Exercise objective >>
Would you copy the entries that follow exactly, leaving out every picture?
(Beginning of Provided records)
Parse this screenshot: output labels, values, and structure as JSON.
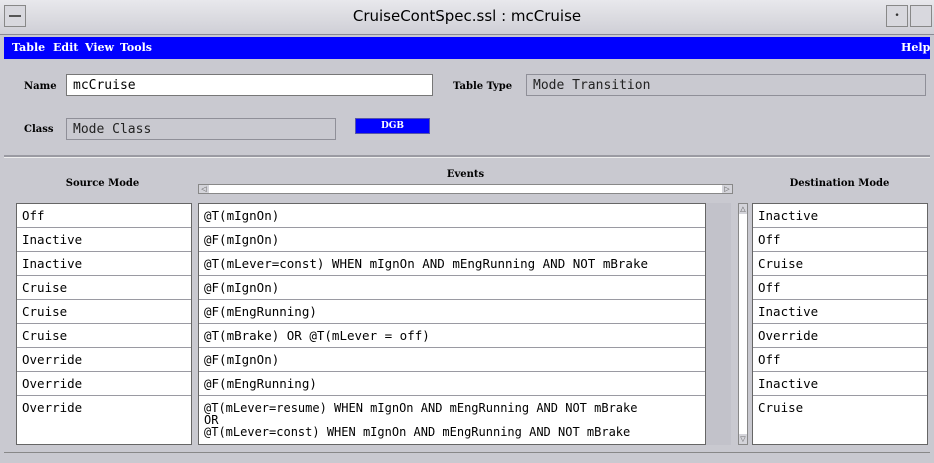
{
  "window": {
    "title": "CruiseContSpec.ssl : mcCruise"
  },
  "menubar": {
    "items": [
      "Table",
      "Edit",
      "View",
      "Tools"
    ],
    "help": "Help"
  },
  "form": {
    "name_label": "Name",
    "name_value": "mcCruise",
    "table_type_label": "Table Type",
    "table_type_value": "Mode Transition",
    "class_label": "Class",
    "class_value": "Mode Class",
    "dgb_button": "DGB"
  },
  "table": {
    "headers": {
      "source": "Source Mode",
      "events": "Events",
      "destination": "Destination Mode"
    },
    "rows": [
      {
        "source": "Off",
        "event": "@T(mIgnOn)",
        "dest": "Inactive"
      },
      {
        "source": "Inactive",
        "event": "@F(mIgnOn)",
        "dest": "Off"
      },
      {
        "source": "Inactive",
        "event": "@T(mLever=const) WHEN mIgnOn AND mEngRunning AND NOT mBrake",
        "dest": "Cruise"
      },
      {
        "source": "Cruise",
        "event": "@F(mIgnOn)",
        "dest": "Off"
      },
      {
        "source": "Cruise",
        "event": "@F(mEngRunning)",
        "dest": "Inactive"
      },
      {
        "source": "Cruise",
        "event": "@T(mBrake) OR @T(mLever = off)",
        "dest": "Override"
      },
      {
        "source": "Override",
        "event": "@F(mIgnOn)",
        "dest": "Off"
      },
      {
        "source": "Override",
        "event": "@F(mEngRunning)",
        "dest": "Inactive"
      },
      {
        "source": "Override",
        "event": "@T(mLever=resume) WHEN mIgnOn AND mEngRunning AND NOT mBrake\nOR\n@T(mLever=const) WHEN mIgnOn AND mEngRunning AND NOT mBrake",
        "dest": "Cruise"
      }
    ]
  }
}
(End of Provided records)
Answer box >>
Parse this screenshot: output labels, values, and structure as JSON.
{
  "window": {
    "title": "CruiseContSpec.ssl : mcCruise"
  },
  "menubar": {
    "items": [
      "Table",
      "Edit",
      "View",
      "Tools"
    ],
    "help": "Help"
  },
  "form": {
    "name_label": "Name",
    "name_value": "mcCruise",
    "table_type_label": "Table Type",
    "table_type_value": "Mode Transition",
    "class_label": "Class",
    "class_value": "Mode Class",
    "dgb_button": "DGB"
  },
  "table": {
    "headers": {
      "source": "Source Mode",
      "events": "Events",
      "destination": "Destination Mode"
    },
    "rows": [
      {
        "source": "Off",
        "event": "@T(mIgnOn)",
        "dest": "Inactive"
      },
      {
        "source": "Inactive",
        "event": "@F(mIgnOn)",
        "dest": "Off"
      },
      {
        "source": "Inactive",
        "event": "@T(mLever=const) WHEN mIgnOn AND mEngRunning AND NOT mBrake",
        "dest": "Cruise"
      },
      {
        "source": "Cruise",
        "event": "@F(mIgnOn)",
        "dest": "Off"
      },
      {
        "source": "Cruise",
        "event": "@F(mEngRunning)",
        "dest": "Inactive"
      },
      {
        "source": "Cruise",
        "event": "@T(mBrake) OR @T(mLever = off)",
        "dest": "Override"
      },
      {
        "source": "Override",
        "event": "@F(mIgnOn)",
        "dest": "Off"
      },
      {
        "source": "Override",
        "event": "@F(mEngRunning)",
        "dest": "Inactive"
      },
      {
        "source": "Override",
        "event": "@T(mLever=resume) WHEN mIgnOn AND mEngRunning AND NOT mBrake\nOR\n@T(mLever=const) WHEN mIgnOn AND mEngRunning AND NOT mBrake",
        "dest": "Cruise"
      }
    ]
  }
}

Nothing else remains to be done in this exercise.